Today, Mayor Don Hardy of Kinston, North Carolina Democratic Party Vice Chair Floyd McKissick and education non-profit leader Crystal Gwendo held a press conference urging the House to finish the job and pass President Biden’s bipartisan infrastructure deal to expand access to broadband in eastern North Carolina. The deal passed the U.S. Senate Tuesday on a bipartisan basis.
The legislation would provide at least $100 million in funding to North Carolina to expand access to high-speed internet so North Carolinians can do their jobs, participate equally in school learning, have access to health care, and stay connected. The bipartisan infrastructure deal is part of the President’s economic plan to invest in America’s future and ensure our state and country are well-positioned to win the 21st century.
“North Carolinians also deserve to know that the top three Republicans running for U.S. Senate oppose this deal, even though it has received bipartisan support, including from North Carolina Senators Richard Burr and Thom Tillis. That means they oppose expanding access to high-speed internet in North Carolina. They oppose creating good-paying jobs for North Carolinians, and they oppose investing in critical infrastructure, like our pipes that ensure folks get clean drinking water and our roads that bridges that get us safely to work and school,” said NCDP Vice Chair Floyd McKissick.
“We know that the deal’s investment in expanding broadband will position eastern North Carolina workers, farmers, and businesses – small and large alike – to compete and win. It will deliver results for the working people of Kinston and across the state,” said Mayor Don Hardy of Kinston.
“This disparity highlights how rural areas are becoming forgotten. Kids can’t keep up in school. Parents can’t take them to the library to do homework while also balancing work. And these are problems that aren’t new. They’ve been plaguing our communities for years. The pandemic was tough on all Americans.

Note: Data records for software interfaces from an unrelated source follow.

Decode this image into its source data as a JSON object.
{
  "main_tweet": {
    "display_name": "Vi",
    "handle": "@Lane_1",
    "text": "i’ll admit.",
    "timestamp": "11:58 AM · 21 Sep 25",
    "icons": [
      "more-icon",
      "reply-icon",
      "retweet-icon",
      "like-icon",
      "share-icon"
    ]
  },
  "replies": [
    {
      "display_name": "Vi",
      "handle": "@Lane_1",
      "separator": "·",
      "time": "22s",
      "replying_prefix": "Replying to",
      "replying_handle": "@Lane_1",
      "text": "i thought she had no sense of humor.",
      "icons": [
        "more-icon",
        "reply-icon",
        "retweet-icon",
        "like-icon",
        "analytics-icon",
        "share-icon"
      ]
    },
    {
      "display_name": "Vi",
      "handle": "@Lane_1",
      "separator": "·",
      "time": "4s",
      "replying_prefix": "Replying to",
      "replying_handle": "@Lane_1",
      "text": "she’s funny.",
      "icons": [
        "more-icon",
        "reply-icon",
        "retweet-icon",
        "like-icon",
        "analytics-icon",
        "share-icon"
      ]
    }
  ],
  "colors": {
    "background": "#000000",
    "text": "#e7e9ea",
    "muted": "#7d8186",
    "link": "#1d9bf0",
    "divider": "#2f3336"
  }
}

It shouldn’t have been made harder for folks by not having access to broadband to go about their daily lives,” said Crystal Gwendo, an education non-profit leader.